Data about app and page elements:
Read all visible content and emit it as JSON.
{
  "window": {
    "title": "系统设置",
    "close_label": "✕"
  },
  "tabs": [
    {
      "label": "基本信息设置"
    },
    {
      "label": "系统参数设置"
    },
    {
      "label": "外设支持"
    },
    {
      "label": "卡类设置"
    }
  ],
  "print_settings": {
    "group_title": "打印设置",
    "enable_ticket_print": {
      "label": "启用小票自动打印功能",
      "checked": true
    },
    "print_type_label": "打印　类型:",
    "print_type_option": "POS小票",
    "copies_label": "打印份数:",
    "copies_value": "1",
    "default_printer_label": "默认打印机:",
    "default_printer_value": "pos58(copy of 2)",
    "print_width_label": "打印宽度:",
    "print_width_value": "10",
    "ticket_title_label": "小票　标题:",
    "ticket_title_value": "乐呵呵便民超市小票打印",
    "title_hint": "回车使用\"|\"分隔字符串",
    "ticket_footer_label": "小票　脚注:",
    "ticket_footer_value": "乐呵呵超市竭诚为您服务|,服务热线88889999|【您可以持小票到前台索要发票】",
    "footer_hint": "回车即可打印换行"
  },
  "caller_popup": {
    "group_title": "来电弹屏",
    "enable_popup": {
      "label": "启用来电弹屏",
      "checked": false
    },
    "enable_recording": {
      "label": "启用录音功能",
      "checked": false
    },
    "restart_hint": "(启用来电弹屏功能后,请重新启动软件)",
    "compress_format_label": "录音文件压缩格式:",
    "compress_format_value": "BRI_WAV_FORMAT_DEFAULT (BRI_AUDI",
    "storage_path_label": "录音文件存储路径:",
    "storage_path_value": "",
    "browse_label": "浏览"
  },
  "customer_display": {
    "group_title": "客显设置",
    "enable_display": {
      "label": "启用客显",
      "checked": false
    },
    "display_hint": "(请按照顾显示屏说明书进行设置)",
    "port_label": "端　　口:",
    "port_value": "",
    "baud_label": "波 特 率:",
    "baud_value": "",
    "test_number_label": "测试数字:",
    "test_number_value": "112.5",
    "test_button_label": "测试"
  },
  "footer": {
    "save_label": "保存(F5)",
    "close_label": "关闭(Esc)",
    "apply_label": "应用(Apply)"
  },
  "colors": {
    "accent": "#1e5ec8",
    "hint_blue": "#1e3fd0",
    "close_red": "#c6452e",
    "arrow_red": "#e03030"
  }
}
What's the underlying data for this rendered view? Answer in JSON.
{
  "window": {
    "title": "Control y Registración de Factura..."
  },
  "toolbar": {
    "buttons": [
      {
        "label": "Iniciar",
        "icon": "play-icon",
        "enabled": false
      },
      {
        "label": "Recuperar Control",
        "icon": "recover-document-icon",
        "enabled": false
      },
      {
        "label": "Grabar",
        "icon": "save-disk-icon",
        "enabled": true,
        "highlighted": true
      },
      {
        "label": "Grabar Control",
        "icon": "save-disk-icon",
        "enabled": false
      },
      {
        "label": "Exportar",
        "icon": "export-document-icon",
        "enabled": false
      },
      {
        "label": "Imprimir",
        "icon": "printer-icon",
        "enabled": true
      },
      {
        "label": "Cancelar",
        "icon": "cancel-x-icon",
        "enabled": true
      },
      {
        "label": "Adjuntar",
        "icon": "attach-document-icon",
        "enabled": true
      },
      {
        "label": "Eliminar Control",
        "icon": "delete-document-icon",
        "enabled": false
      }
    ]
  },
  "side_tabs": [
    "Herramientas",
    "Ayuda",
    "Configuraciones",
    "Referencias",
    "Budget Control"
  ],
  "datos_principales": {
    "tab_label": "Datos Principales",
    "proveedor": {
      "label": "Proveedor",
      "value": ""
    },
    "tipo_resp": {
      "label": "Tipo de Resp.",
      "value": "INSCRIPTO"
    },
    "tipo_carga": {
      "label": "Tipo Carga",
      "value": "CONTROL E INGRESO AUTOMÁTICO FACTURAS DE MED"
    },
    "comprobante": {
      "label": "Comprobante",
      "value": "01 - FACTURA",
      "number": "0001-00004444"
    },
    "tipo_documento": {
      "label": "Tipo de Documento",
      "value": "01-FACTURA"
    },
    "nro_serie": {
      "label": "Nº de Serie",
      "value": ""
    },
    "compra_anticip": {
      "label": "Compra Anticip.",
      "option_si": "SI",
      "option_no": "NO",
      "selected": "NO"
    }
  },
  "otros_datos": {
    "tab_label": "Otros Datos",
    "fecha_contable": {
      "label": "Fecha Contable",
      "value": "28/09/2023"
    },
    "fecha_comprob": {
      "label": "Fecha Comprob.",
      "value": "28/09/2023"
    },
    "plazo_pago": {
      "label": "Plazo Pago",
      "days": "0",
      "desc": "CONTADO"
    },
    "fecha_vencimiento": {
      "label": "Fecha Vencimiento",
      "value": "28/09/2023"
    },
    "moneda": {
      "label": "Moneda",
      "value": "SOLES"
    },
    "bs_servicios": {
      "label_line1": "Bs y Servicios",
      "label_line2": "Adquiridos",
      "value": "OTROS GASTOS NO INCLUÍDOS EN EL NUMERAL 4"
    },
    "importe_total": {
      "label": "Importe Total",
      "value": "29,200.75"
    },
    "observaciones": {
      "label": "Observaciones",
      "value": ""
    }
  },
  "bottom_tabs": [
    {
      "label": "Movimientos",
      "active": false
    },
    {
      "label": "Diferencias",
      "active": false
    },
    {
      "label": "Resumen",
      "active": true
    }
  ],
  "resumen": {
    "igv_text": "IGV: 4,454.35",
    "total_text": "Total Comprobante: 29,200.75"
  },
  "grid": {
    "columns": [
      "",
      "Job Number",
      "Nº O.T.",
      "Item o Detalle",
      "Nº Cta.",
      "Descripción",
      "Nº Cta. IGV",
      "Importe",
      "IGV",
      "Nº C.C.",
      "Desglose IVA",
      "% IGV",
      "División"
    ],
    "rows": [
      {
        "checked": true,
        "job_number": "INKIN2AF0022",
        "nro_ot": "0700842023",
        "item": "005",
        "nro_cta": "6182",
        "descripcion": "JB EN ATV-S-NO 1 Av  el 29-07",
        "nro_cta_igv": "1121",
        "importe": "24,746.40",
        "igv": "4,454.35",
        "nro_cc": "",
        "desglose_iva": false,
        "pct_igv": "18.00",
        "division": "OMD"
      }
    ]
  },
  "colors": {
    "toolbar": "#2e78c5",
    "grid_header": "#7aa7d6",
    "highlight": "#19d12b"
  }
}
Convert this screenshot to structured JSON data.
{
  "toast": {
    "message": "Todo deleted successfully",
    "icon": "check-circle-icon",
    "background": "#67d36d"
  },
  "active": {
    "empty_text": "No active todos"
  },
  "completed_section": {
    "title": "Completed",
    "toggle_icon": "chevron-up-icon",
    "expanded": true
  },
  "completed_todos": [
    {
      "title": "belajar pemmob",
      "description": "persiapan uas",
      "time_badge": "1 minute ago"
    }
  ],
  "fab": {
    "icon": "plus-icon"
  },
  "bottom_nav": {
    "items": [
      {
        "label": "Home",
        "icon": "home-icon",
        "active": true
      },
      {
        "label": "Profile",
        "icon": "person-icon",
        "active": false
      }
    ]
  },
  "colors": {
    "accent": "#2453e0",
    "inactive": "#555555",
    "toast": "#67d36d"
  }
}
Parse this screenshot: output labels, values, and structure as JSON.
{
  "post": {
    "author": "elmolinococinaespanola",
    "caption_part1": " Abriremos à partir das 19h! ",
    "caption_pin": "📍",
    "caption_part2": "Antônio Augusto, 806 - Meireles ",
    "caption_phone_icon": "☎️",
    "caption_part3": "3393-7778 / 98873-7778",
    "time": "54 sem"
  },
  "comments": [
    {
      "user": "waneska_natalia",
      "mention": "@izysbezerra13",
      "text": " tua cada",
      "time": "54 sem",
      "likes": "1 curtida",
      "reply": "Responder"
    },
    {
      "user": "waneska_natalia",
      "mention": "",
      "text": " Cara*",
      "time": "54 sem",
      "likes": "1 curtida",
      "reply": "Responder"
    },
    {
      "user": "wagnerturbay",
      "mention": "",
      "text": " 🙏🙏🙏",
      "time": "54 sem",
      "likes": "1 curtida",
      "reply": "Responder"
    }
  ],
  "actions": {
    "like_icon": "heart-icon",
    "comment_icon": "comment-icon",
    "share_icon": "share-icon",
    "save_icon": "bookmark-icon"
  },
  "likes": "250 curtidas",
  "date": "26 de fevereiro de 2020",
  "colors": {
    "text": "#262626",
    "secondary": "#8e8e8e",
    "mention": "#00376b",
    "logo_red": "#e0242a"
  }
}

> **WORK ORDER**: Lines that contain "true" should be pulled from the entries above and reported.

> **RESPONSE AREA**:
      "checked": true
        "enabled": true,
        "highlighted": true
        "enabled": true
        "enabled": true
        "enabled": true
      "active": true
        "checked": true,
    "expanded": true
        "active": true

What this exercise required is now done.